'''

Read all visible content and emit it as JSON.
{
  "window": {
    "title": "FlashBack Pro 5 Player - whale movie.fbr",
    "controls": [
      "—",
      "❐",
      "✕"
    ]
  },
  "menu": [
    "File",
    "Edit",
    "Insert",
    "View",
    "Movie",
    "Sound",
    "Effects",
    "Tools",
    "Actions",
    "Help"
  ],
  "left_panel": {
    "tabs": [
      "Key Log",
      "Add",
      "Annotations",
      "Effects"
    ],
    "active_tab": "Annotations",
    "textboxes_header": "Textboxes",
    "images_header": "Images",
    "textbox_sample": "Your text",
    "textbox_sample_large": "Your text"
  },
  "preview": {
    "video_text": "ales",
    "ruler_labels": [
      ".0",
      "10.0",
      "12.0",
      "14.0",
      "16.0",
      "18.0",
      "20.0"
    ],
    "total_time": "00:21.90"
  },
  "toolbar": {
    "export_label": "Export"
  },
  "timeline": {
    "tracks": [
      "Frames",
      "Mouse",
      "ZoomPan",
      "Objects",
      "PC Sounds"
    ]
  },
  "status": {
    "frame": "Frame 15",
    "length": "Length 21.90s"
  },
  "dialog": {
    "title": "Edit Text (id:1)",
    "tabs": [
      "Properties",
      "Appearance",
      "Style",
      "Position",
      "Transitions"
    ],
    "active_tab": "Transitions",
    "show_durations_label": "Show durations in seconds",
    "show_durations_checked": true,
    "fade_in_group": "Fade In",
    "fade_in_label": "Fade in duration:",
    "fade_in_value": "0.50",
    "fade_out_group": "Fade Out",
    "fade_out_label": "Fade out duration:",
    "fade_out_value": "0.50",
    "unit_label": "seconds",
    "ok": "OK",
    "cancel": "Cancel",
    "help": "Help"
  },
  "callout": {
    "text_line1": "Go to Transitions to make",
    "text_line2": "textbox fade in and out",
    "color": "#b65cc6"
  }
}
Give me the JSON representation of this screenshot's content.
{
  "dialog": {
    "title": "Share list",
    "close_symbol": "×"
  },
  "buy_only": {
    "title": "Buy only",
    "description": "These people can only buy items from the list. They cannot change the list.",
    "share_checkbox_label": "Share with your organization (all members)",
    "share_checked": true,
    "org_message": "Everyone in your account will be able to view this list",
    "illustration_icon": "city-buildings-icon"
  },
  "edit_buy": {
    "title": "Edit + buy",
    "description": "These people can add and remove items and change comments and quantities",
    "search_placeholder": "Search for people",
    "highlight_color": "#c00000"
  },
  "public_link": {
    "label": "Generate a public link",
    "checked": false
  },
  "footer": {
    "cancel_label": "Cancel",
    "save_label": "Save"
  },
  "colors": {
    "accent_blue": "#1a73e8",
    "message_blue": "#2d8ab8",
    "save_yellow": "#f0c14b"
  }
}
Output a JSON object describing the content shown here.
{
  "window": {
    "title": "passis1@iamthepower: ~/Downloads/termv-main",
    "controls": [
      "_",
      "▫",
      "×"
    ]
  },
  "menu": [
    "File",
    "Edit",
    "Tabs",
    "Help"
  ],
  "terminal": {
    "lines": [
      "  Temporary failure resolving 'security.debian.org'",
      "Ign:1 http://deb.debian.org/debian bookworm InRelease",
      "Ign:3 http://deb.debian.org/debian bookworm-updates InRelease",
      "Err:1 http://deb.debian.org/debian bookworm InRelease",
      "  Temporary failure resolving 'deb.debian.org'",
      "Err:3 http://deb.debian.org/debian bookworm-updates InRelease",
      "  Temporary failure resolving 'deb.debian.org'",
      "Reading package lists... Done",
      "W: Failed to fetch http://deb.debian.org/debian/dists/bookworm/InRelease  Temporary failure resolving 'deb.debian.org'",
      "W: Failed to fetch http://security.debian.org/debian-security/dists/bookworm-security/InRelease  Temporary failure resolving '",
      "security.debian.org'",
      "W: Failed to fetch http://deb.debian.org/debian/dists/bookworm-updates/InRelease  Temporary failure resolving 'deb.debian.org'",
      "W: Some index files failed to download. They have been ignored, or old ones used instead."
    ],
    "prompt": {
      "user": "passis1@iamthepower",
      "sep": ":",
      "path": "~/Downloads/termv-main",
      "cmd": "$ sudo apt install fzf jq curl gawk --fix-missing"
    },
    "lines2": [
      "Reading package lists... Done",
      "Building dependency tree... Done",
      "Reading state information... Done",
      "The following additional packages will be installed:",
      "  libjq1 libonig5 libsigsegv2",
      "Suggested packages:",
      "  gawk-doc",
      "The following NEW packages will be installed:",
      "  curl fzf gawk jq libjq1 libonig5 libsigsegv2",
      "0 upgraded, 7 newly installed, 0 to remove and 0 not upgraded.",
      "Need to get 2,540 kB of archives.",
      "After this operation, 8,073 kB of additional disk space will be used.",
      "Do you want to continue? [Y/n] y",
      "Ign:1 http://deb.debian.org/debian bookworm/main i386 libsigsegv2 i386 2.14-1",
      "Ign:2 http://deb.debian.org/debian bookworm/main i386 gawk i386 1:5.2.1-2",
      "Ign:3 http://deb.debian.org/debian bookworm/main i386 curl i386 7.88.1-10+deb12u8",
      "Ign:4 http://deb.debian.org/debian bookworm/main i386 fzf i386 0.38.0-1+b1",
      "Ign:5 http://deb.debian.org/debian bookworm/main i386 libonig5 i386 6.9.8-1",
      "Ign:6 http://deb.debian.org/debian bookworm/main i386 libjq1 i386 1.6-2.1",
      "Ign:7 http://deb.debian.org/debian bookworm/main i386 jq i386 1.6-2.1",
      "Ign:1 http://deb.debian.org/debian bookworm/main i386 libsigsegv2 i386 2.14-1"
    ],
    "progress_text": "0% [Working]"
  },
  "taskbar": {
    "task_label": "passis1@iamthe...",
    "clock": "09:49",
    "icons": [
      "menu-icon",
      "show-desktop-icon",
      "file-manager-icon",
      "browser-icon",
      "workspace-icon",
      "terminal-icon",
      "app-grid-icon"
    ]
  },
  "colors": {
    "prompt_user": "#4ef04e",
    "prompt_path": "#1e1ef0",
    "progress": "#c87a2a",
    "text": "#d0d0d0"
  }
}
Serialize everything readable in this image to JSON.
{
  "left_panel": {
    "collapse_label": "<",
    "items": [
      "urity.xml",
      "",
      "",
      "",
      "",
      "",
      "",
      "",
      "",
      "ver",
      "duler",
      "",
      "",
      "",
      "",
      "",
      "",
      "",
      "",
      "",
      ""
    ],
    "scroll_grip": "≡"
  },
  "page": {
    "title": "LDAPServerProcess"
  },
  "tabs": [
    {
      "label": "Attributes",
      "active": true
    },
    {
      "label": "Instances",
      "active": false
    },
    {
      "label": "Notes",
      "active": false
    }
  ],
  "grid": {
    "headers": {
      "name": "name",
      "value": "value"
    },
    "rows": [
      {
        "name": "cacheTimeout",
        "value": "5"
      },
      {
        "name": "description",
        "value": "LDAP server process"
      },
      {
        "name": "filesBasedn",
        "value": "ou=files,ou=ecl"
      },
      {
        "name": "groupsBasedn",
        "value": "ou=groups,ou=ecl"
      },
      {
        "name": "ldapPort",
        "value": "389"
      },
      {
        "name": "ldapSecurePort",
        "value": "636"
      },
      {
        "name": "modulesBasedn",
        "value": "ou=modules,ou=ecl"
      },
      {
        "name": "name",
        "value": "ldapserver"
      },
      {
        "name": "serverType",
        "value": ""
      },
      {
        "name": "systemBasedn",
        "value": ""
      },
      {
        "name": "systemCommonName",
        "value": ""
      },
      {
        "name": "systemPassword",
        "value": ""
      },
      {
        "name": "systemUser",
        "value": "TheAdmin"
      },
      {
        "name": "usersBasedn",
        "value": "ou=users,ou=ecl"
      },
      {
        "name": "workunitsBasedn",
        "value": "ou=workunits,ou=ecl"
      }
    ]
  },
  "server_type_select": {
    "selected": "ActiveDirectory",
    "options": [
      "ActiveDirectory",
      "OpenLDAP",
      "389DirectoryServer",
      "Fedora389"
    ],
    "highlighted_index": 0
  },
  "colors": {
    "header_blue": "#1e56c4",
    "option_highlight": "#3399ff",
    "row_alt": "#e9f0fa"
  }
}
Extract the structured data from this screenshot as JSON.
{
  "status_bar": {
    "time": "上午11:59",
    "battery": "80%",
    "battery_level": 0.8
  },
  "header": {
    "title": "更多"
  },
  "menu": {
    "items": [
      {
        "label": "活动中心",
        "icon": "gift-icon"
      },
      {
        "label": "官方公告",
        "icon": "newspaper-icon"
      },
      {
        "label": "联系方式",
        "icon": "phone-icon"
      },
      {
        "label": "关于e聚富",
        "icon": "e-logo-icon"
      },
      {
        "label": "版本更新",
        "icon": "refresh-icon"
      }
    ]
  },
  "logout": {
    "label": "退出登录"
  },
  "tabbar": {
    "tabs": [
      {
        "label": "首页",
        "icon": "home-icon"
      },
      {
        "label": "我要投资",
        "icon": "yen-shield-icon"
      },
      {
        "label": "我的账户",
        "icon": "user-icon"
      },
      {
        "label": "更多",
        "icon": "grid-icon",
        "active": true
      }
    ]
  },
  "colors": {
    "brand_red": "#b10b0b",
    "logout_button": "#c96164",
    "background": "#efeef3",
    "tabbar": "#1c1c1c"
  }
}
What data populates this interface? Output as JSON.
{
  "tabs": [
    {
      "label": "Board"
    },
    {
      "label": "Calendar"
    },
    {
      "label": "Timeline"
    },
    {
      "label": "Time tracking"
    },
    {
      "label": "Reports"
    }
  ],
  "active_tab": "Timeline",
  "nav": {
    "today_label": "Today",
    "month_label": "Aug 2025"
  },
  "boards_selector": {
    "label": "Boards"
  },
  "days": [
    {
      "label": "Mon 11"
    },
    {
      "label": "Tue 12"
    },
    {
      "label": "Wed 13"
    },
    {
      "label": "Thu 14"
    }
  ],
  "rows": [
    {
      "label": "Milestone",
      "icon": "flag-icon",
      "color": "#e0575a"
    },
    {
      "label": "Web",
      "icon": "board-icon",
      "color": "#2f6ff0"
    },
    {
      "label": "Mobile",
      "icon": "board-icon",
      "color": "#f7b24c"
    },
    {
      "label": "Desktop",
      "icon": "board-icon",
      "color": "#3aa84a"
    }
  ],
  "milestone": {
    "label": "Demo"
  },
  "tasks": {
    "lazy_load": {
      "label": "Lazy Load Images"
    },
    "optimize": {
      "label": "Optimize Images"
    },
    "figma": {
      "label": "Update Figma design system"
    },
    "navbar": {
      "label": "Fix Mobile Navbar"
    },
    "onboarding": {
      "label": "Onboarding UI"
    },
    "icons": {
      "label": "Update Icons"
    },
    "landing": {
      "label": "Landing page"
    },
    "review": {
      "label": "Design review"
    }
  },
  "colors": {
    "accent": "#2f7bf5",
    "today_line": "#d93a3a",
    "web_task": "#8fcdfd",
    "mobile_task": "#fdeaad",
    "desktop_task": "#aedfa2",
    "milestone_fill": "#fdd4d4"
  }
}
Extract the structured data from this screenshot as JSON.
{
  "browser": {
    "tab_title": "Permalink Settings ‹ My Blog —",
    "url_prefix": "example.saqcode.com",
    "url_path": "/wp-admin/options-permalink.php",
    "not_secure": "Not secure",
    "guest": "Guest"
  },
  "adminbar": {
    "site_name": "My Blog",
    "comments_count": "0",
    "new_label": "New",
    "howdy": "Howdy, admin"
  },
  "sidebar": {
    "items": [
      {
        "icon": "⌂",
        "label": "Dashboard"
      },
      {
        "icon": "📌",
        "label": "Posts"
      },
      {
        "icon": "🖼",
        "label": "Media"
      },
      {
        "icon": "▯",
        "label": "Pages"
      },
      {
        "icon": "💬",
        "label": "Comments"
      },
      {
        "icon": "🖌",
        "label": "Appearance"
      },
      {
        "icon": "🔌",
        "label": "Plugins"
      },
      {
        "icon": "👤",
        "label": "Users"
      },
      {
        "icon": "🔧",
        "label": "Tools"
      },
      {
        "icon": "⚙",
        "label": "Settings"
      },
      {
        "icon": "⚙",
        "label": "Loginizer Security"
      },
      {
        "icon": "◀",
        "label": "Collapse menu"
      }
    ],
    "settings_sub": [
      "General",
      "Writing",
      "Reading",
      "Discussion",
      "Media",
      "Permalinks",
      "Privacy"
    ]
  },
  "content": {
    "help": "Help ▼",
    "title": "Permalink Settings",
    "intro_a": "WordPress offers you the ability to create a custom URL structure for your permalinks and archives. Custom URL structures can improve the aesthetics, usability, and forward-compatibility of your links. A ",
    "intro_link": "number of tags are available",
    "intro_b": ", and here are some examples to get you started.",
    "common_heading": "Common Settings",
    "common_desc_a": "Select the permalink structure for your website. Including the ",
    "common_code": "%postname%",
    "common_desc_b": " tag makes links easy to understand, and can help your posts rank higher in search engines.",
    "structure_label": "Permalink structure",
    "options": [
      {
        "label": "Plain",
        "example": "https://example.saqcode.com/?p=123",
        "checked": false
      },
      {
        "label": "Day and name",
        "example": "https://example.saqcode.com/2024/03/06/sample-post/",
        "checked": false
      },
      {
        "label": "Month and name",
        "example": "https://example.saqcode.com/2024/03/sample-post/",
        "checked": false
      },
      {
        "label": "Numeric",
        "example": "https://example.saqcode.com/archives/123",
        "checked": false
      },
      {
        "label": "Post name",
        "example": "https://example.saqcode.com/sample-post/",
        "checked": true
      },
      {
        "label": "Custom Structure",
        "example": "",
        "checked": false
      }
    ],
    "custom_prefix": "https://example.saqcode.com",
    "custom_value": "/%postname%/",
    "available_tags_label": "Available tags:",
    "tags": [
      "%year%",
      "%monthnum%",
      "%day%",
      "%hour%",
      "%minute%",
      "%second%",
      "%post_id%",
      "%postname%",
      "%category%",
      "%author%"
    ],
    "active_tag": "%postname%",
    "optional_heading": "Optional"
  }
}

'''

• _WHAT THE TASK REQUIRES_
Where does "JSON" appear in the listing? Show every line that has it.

• _REPLY TO THE TASK_
Read all visible content and emit it as JSON.
Give me the JSON representation of this screenshot's content.
Output a JSON object describing the content shown here.
Serialize everything readable in this image to JSON.
Extract the structured data from this screenshot as JSON.
What data populates this interface? Output as JSON.
Extract the structured data from this screenshot as JSON.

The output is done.